Current values for feed wheat are struggling to maintain Â£150/T ex-farm for April with the March position being full.
Further forward, consumers are examining the availability of imported wheat, which with a strengthening pound is available delivered the UK feed mill at similar money to April delivered for domestic supplies – please speak with the office to discuss your requirements.
OSR values are down again this morning following another volatile week. Spot collection is this morning valued at £285/T Ex-farm - This is down £4/T on Friday’s price.
New crop trade is limited but appears to be following LIFFE future values up and down.
The drought looks set to continue in the Argentina. Argentina’s soybean crop is now pegged at just 40Mt by the Rosario Grain Exchange, this is a 6.5Mt below its previous (February) estimate and an even further 17Mt lower than last year’s soybean crop. Yet again, Argentine rains have proved not all they were cracked up to be, the long- awaited rain event for Argentina that was expected to stabilise the soybean crop production has disappointed. With no significant improvement in crop yields the reliance increases on the Brazilian and US supplies to meet global demand for both maize and soybean crops.
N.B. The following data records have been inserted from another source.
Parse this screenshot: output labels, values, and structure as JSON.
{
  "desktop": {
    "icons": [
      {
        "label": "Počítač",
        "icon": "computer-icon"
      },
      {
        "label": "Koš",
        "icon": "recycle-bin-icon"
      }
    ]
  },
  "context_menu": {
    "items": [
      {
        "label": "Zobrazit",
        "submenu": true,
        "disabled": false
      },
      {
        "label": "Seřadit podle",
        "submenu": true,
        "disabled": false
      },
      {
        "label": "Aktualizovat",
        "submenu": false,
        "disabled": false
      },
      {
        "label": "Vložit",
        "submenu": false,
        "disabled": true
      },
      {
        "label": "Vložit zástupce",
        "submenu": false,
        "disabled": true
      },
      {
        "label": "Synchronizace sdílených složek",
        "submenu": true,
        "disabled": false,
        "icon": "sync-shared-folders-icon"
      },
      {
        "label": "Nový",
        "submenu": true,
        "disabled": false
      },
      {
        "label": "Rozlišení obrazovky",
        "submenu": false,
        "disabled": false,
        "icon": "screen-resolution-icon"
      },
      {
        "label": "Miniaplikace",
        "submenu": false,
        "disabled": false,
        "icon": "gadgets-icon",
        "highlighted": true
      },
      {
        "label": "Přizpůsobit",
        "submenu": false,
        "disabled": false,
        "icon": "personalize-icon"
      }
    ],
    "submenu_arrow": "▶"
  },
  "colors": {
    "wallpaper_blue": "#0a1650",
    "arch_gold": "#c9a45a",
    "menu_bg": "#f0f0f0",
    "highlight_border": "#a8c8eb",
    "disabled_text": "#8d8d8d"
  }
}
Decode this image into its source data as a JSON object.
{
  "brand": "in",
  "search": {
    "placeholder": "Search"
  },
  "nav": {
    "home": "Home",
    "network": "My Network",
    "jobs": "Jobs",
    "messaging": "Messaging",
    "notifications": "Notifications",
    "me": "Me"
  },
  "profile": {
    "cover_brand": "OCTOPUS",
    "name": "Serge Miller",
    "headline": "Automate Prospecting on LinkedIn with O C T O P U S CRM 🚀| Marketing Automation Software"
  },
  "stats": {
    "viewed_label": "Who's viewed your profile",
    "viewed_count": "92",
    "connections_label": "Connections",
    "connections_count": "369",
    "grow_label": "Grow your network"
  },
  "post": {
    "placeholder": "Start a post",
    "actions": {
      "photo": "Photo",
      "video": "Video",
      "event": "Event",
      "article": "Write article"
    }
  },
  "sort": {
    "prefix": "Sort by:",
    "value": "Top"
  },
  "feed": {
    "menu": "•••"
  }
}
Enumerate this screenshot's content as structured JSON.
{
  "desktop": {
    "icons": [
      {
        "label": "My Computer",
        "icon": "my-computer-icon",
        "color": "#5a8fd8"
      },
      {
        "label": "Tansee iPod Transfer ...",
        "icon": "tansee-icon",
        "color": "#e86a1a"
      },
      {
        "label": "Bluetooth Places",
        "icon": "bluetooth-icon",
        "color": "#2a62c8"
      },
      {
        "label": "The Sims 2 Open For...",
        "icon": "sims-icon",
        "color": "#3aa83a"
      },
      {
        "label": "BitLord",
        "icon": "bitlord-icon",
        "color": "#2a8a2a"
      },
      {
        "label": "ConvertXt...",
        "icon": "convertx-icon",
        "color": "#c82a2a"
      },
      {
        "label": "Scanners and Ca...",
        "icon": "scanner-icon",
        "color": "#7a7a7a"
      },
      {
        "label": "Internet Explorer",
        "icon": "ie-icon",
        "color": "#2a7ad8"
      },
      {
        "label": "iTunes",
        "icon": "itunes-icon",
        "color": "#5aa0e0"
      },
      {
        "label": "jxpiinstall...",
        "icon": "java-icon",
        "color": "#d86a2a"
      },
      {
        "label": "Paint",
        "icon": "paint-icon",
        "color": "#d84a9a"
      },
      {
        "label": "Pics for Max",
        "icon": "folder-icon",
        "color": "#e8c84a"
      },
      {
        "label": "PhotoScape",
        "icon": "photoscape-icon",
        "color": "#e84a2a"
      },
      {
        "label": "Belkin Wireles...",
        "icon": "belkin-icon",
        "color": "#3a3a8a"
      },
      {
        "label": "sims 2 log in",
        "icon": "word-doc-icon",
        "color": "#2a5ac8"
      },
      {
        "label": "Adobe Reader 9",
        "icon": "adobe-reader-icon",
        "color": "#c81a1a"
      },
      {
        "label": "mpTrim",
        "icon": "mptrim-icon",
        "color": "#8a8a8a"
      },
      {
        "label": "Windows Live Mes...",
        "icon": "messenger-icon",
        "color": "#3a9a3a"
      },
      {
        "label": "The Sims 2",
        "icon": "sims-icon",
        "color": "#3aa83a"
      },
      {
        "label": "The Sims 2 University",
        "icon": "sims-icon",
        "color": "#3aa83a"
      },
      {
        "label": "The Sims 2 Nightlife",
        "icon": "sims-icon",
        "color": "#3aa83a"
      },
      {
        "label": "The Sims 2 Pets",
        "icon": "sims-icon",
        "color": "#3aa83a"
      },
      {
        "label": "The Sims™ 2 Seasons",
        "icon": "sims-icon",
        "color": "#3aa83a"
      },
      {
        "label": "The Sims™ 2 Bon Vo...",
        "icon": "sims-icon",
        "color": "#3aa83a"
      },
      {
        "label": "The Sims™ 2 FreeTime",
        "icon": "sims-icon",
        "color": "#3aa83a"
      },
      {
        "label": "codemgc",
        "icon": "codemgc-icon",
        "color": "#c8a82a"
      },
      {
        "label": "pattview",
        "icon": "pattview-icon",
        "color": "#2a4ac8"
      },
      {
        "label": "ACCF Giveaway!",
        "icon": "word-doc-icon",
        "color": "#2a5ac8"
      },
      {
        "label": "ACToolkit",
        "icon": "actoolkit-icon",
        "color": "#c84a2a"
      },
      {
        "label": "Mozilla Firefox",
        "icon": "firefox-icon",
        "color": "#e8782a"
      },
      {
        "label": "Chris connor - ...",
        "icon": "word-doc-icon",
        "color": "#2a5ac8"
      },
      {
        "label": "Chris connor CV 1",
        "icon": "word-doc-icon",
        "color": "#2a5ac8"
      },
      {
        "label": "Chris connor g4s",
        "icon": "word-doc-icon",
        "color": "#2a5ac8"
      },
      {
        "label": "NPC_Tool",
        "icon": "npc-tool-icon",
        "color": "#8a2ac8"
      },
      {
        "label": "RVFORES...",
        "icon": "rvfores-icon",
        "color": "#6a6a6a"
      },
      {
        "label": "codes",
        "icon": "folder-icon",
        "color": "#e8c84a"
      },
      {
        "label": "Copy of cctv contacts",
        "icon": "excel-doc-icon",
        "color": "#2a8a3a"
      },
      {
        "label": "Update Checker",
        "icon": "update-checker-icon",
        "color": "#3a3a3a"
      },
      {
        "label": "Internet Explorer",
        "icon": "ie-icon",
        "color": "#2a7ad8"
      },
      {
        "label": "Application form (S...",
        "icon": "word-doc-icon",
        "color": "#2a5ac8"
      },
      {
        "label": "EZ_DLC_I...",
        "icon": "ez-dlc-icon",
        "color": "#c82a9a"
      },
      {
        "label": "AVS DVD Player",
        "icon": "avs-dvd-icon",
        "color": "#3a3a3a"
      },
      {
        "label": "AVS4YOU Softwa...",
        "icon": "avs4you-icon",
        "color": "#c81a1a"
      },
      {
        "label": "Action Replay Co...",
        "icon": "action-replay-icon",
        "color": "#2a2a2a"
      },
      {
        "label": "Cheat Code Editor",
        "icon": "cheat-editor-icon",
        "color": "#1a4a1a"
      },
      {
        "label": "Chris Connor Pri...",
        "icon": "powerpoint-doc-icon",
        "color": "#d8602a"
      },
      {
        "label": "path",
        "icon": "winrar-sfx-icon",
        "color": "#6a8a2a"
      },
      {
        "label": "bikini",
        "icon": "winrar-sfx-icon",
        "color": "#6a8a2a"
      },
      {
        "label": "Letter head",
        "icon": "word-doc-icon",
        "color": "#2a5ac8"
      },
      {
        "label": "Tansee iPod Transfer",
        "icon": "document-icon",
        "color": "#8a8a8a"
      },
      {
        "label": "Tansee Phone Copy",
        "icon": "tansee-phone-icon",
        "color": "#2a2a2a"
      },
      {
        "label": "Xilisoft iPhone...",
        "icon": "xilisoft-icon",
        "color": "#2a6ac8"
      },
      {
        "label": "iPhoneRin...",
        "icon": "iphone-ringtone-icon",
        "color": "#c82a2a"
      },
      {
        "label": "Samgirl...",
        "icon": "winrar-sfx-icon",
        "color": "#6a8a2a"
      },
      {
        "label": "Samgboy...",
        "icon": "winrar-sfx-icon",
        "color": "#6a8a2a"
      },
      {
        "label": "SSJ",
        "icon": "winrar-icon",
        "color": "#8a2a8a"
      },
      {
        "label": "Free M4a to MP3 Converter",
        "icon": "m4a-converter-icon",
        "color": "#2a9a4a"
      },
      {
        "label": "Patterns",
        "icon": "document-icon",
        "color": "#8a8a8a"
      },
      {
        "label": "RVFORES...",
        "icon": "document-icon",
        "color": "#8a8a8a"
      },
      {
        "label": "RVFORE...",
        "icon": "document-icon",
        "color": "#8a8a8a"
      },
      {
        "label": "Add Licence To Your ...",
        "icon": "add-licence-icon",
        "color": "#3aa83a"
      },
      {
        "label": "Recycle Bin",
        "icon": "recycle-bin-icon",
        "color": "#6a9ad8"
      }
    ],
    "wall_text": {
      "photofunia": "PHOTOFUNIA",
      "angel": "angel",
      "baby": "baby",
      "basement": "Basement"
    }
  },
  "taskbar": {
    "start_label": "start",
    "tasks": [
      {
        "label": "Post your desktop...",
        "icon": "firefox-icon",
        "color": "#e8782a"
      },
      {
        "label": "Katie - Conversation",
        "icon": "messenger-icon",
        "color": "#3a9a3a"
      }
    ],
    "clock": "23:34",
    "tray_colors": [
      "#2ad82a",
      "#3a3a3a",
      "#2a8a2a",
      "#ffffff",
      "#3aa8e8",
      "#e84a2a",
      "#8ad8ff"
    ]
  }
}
However, for corn, Adecoagro said that it’s early seeded crop, planted in September -to-December, ‘Grew under good conditions and was much less affected by the lack of rain’ and the that ‘the soil humidity was adequate during the development of the crops’”. Nonetheless, the late planted corn areas are still exposed to the dry conditions and still need to see some rain.
Achieving the £300/T Ex-farm is still looking to be an ambitious target in the short-term, according to Agrimoney.
However, the Argentina crop is now rated with 50% in either a “good or excellent” condition, down another two points on the week compared to over 80% for the same time last year.
In the UK, rapeseed prices continue to track Continental prices lower, adjusted for currency, a rise in the strength of the pound against both the US dollar and euro is part of the reason behind the more muted gains in the UK delivered rapeseed prices.
The trade keeps a close eye on the USA drought spreading across most of the Plains. However, the world’s larger importers no longer rely solely on the USA as major wheat exporter – we will therefore need to see adverse conditions persist in Europe and the Black Sea to see a lasting rally to ex-farm prices.
European export values have dipped, meaning that they are now more competitive versus Black Sea Prices.
Russia is forecasted to have another very cold front that is creeping westwards into Europe in late March which could see potential crop damage in immature plants.
However, Romania, Poland and Germany are the most exposed, but all would feel the impact through prices. This is worth keeping an eye on